# What to do:
Whenever a line in the data holds the string "label", copy that line.

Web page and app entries
────────────────────────────────────────

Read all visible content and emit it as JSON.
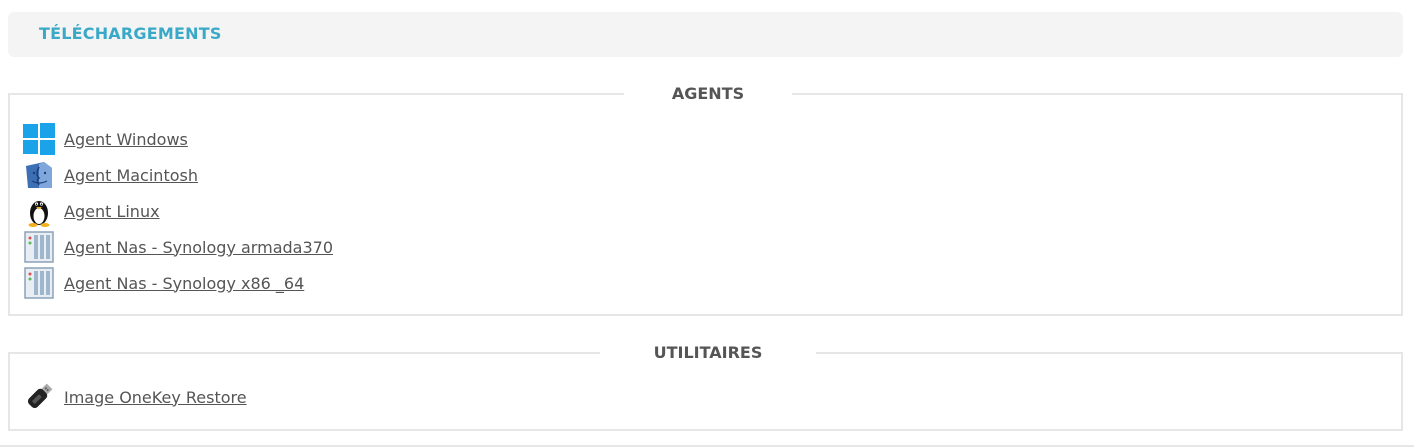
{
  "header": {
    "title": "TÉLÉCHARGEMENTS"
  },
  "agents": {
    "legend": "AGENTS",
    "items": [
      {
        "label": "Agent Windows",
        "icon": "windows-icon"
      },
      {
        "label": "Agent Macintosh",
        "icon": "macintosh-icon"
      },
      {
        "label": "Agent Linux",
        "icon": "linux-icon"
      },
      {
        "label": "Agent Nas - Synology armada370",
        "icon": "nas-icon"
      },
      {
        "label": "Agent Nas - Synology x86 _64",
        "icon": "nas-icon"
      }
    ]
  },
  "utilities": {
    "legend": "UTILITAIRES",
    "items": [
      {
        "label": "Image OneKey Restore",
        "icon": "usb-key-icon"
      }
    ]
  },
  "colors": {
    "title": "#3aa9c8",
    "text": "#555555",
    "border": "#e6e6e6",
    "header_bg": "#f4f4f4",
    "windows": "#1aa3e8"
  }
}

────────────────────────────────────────

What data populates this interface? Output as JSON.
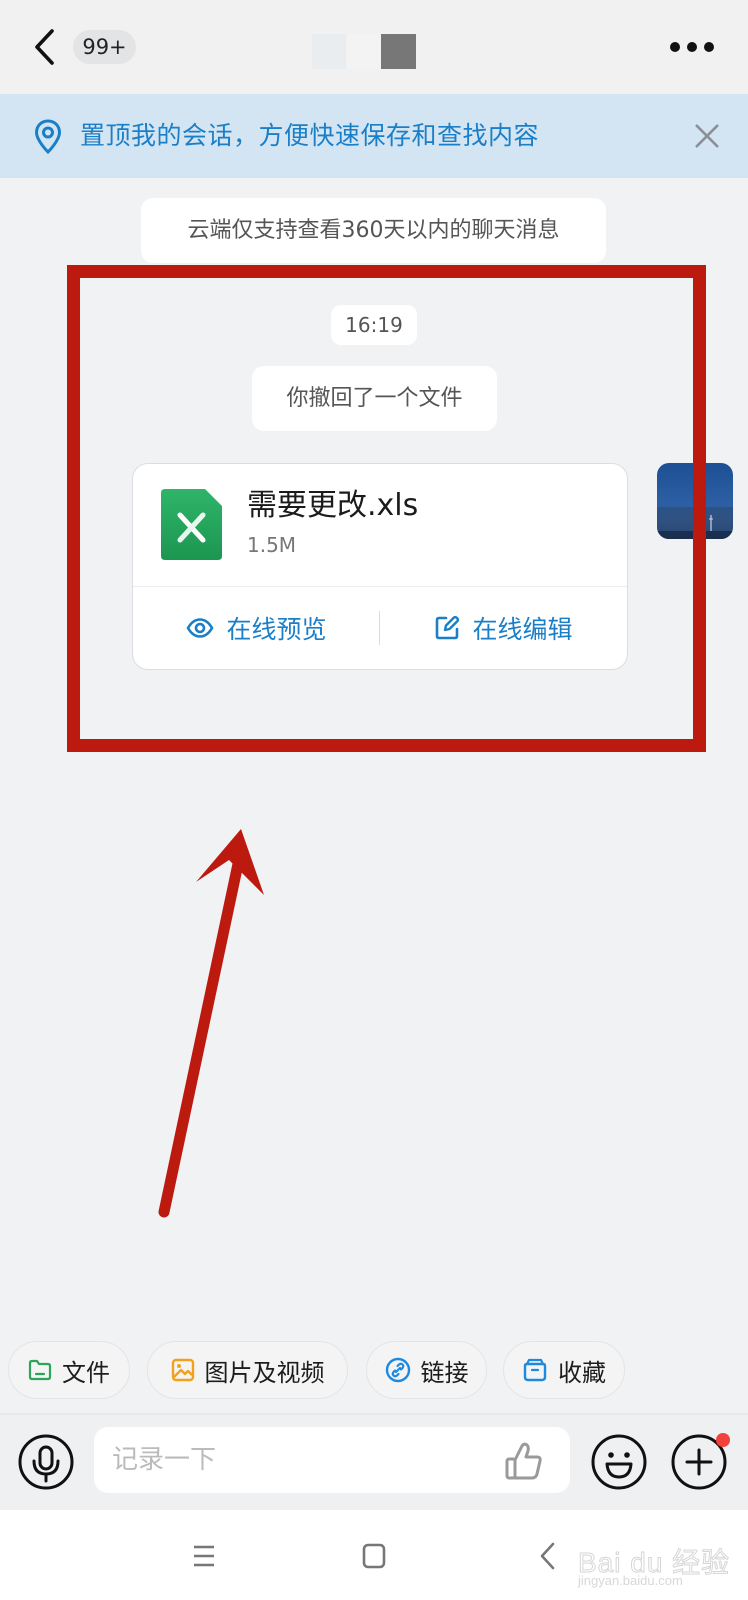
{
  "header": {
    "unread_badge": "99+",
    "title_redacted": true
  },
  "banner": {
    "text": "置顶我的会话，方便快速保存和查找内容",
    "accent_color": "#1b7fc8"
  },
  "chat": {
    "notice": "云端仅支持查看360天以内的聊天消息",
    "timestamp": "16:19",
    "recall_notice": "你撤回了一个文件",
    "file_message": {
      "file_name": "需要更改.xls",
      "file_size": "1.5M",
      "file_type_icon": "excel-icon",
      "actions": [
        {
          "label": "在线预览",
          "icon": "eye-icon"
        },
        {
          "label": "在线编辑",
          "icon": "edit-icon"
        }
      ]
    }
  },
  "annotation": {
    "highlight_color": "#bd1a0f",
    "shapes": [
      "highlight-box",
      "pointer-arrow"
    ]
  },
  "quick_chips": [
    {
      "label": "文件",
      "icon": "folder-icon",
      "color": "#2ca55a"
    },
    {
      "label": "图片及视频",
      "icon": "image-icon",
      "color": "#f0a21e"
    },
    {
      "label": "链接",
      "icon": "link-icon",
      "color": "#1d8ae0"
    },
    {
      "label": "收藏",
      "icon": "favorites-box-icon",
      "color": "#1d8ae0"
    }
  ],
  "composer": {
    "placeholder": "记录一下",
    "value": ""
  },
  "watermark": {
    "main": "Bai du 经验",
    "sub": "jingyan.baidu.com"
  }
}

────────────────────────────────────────

# Your solution:
        "label": "Agent Windows",
        "label": "Agent Macintosh",
        "label": "Agent Linux",
        "label": "Agent Nas - Synology armada370",
        "label": "Agent Nas - Synology x86 _64",
        "label": "Image OneKey Restore",
          "label": "在线预览",
          "label": "在线编辑",
      "label": "文件",
      "label": "图片及视频",
      "label": "链接",
      "label": "收藏",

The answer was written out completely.